  1. This weekend has seen the first records from Worcestershire and south Shropshire. If you look closely at the pic captioned "Two males trying to mate with a female bee" you will note that all 3 bees in the pic are actually males (the pale facial hair is the key feature)!

    1. Great to hear that the Ivy bee is doing so well and spreading northwards. I keep seeing it all the time now in Reading as well as in Wallingford.
      Thank you for your comment on the picture. That explains while the bee on the back is struggling to fight the other two bees off if all 3 are males. These 3 bees were the only ones left from a bigger copulation cluster (the other bees had all fallen off already) so I assumed one of them must be a female ;-).

    2. Thanks Nadine!!

  2. Another reason for people not to get rid of their ivy!! Very interesting!

  3. Just seen my first colony of these beauties on a south facing cliff on the Isle of Wight. Very handsome bees and a joy to watch.

  4. Yesterday saw thousands emerging from sandy burrows on sunny grass slope in orford, Suffolk. An old ivy hedge opposite was in flower

  5. Mine have been seen again this year in the very sandy soil on my rockery. They seem to be increasing in number and spreading into the lawn. Hadleigh, Suffolk.

  6. I have this week found a large number of ivy bees in our small garden in the centre of Worcester despite the fact we don't have any ivy. They have been mating and our garden is covered in their burrows

  7. We have a large aggregation in our allotment in King's Lynn. There is plenty of ivy and sandy soil. I don't want to destroy them but intend to dig over the plot this winter.
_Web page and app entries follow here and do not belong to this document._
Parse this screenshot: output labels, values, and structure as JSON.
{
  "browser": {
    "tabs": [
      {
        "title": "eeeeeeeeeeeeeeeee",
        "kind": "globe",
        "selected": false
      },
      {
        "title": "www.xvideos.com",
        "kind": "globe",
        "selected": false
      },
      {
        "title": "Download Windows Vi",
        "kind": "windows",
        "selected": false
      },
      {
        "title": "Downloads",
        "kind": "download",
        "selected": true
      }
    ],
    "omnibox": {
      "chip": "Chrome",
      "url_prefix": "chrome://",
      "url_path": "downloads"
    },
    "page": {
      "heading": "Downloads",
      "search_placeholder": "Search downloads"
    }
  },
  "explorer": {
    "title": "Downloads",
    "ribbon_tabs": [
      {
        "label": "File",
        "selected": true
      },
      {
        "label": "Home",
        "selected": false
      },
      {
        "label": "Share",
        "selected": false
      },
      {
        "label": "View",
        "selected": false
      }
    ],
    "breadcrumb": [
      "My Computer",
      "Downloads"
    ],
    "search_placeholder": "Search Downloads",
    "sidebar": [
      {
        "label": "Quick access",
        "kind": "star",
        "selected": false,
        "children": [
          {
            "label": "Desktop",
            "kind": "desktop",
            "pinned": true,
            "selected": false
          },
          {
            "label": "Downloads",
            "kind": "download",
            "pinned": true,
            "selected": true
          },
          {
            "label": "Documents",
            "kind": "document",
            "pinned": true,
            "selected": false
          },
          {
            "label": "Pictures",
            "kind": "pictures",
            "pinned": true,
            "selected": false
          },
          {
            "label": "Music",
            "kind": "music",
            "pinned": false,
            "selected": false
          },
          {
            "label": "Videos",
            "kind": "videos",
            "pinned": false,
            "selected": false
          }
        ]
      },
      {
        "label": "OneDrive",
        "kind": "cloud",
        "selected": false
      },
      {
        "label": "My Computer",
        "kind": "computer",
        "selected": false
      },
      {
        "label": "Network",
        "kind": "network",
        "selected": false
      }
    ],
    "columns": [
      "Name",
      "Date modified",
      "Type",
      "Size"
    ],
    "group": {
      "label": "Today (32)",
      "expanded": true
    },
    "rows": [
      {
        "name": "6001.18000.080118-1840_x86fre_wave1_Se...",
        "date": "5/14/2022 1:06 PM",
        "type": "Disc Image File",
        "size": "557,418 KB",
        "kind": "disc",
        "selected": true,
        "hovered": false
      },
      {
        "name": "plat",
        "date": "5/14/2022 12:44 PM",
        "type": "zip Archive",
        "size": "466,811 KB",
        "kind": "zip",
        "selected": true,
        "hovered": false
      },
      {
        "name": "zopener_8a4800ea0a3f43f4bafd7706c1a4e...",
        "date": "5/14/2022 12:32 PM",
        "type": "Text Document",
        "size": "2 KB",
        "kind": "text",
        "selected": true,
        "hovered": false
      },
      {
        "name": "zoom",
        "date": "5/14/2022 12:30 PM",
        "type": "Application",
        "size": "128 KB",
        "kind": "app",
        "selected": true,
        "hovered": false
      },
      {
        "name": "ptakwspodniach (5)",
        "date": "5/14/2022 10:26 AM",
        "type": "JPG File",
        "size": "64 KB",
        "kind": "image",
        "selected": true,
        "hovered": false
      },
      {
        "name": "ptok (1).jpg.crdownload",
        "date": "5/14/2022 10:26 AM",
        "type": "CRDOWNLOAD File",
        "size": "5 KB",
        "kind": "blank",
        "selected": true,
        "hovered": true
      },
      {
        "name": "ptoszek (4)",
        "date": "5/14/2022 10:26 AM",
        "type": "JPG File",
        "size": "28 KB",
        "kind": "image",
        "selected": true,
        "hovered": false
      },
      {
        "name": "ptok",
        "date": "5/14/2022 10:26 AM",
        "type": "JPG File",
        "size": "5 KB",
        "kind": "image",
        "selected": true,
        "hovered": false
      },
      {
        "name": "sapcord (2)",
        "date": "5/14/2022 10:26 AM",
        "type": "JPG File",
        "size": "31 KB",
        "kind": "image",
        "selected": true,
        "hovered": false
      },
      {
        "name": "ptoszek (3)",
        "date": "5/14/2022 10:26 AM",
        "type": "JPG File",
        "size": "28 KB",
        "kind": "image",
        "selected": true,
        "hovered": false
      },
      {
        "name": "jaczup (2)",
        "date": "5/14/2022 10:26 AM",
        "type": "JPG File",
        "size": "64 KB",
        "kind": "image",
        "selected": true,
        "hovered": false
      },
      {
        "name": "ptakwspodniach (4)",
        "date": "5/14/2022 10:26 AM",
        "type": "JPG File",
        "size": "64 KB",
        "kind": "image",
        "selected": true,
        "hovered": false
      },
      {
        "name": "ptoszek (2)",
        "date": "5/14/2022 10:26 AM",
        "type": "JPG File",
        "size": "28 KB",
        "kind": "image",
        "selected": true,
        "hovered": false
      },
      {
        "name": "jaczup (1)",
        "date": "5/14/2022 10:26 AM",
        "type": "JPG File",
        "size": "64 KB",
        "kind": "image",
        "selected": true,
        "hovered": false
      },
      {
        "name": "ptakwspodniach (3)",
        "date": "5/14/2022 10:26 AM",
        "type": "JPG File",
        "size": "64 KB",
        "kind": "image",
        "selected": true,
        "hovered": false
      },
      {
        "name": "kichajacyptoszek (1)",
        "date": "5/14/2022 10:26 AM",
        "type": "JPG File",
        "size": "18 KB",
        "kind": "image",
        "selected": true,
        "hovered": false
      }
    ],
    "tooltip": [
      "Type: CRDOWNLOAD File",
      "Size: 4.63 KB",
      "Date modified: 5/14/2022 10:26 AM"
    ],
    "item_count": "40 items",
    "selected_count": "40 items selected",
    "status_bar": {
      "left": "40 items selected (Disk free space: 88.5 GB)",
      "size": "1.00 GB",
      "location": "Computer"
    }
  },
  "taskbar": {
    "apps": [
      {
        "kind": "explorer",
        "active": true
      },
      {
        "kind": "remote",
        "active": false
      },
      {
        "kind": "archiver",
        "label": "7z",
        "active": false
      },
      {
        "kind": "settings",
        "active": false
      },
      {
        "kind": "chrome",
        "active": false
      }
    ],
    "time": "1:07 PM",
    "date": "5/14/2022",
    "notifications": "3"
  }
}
Does anyone know how to move them ?

  8. We think we have hundreds in our garden in Royal Wootton Bassett :-) quite a friendly bunch, didnt mind me stealing the blackberries that are mixed in with the ivy patch.